Purely because, I think you capture a spy and grill the daylights out of him. So you question him hard, shooting questions left, right and center, perpetually threatening to end his life if he doesn't comply. Let me tell you one more thing - Mostly, (read MOSTLY), the conservative Indian culture(of course, now people are opening up, thanks to the Internet and globalization) prevents most of us from asking our doubts(questions) freely. We hesitate a lot. Sometimes and in some parts of India, asking questions to an elder or a professor or a lecturer is even frowned upon. But in this scenario, you don't hesitate to ask your doubts(questions) to the captive. That's why I said this scenario looks wrong even though the sentence would be valid in InE.
Is it because doubt is only used when your question is regarding a detail you're uncertain about, rather than a wholly unknown subject?
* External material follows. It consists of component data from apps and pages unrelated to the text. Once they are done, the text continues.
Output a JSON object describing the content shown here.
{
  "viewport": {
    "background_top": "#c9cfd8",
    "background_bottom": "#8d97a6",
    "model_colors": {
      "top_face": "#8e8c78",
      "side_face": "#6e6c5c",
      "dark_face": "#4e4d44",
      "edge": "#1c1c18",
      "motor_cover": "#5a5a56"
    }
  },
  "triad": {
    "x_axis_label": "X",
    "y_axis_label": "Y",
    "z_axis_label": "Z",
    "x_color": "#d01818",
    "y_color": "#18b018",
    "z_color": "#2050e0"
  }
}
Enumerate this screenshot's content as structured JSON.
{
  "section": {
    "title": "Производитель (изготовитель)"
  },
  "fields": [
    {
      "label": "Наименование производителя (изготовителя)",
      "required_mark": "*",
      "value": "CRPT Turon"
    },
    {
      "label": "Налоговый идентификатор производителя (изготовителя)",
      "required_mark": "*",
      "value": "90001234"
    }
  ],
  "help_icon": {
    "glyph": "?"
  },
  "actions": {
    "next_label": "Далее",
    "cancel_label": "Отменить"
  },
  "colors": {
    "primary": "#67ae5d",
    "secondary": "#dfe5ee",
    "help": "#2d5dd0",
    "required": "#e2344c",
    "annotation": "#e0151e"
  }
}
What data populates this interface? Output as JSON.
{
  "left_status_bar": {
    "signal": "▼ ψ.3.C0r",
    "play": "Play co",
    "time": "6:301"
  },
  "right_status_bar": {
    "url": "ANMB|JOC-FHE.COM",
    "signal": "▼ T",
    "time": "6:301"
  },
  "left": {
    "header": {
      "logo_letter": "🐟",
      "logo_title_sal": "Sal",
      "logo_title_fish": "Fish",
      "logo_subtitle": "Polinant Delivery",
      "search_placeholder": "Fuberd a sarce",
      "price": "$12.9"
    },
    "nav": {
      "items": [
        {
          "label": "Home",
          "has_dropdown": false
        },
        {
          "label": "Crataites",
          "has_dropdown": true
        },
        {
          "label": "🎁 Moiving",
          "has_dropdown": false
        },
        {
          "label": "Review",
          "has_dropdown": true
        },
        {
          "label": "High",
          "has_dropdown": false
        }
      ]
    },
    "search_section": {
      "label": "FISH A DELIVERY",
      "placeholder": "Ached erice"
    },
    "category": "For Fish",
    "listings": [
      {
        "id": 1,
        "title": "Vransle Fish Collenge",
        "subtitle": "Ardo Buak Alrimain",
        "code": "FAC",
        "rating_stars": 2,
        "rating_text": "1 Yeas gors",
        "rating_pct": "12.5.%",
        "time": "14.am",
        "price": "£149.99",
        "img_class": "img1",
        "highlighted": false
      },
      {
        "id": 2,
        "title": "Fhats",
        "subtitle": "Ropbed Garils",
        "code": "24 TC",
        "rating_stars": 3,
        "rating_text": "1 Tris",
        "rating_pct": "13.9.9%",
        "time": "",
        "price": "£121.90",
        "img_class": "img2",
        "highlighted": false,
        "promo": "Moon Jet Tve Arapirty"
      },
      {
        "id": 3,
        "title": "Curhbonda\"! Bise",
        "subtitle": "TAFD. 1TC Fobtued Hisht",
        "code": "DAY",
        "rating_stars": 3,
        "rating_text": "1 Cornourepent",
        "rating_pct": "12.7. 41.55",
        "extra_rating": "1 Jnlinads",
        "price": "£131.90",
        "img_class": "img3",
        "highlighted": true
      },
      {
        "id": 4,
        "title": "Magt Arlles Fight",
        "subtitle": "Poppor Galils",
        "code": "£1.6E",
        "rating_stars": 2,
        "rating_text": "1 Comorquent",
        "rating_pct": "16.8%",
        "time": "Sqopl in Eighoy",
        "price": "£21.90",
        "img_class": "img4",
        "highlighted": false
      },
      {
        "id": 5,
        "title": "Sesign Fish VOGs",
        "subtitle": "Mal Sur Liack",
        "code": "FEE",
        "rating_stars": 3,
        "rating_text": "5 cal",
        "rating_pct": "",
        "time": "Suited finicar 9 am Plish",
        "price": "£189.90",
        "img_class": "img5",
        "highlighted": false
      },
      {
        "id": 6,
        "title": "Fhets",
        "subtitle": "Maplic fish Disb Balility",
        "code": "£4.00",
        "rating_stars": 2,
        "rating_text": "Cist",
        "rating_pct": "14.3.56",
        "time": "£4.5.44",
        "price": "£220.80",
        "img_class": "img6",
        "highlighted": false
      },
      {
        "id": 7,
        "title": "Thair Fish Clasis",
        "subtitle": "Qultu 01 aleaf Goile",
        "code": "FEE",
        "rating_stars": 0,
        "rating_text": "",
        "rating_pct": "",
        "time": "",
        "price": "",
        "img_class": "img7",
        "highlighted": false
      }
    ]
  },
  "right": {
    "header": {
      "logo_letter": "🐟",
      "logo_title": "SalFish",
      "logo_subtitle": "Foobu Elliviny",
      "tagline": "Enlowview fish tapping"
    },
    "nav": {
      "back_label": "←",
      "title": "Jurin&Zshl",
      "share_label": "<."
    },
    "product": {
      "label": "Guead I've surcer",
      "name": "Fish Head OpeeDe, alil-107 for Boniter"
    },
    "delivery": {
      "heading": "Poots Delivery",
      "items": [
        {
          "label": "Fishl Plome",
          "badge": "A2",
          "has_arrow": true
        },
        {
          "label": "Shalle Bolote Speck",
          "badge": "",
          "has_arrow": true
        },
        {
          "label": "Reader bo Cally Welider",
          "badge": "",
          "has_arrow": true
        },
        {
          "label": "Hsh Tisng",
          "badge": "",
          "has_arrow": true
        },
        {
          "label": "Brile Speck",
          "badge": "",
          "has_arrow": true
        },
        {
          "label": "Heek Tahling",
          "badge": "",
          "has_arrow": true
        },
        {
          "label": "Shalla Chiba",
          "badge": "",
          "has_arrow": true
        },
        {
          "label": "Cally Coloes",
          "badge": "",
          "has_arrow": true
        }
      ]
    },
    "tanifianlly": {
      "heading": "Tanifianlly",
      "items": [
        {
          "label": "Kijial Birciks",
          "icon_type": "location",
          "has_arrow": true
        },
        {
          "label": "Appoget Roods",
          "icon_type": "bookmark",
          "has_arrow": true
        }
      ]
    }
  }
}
What about a scenario like "I cornered my chemistry professor after class and asked him many doubts."?
@Mr. Shiny and New... Certain or uncertain, wholly known or partially known is irrelevant. Doubts(questions) can arise in your mind any time about anything. You may be a beginner or you may be a Subject Matter Expert. Doesn't matter. You ask your doubts to the concerned authority whomsoever it may be, trusting that they will have the answers to clarify your queries. Period.
InE : I captured a spy and doubted him for hours.
No. You captured and questioned a spy for hours. The verb form of doubt is incorrect in InE.
InE : I have two doubts about SQL. 1. Can I type in lower-case? 2. Does null equal null?
In InE, Doubts are used as nouns. They are nothing but "questions", which needs answers or clarifications to be made.
Update1: I have edited my answers to be on-topic. I did not intend to digress.
Here's a list of Indianisms that you will find funny, absurd, totally wrong, may be even provocative to an extent but these totally get the message across to the intended parties in InE.
Update2 : Added new points and perspectives to the answer. Not sure if it appeals to readers but nonetheless I am sharing my experience as an Indian English speaker.
Update3 : Added clarification and details as to why I think OP's second example seems illogical to me.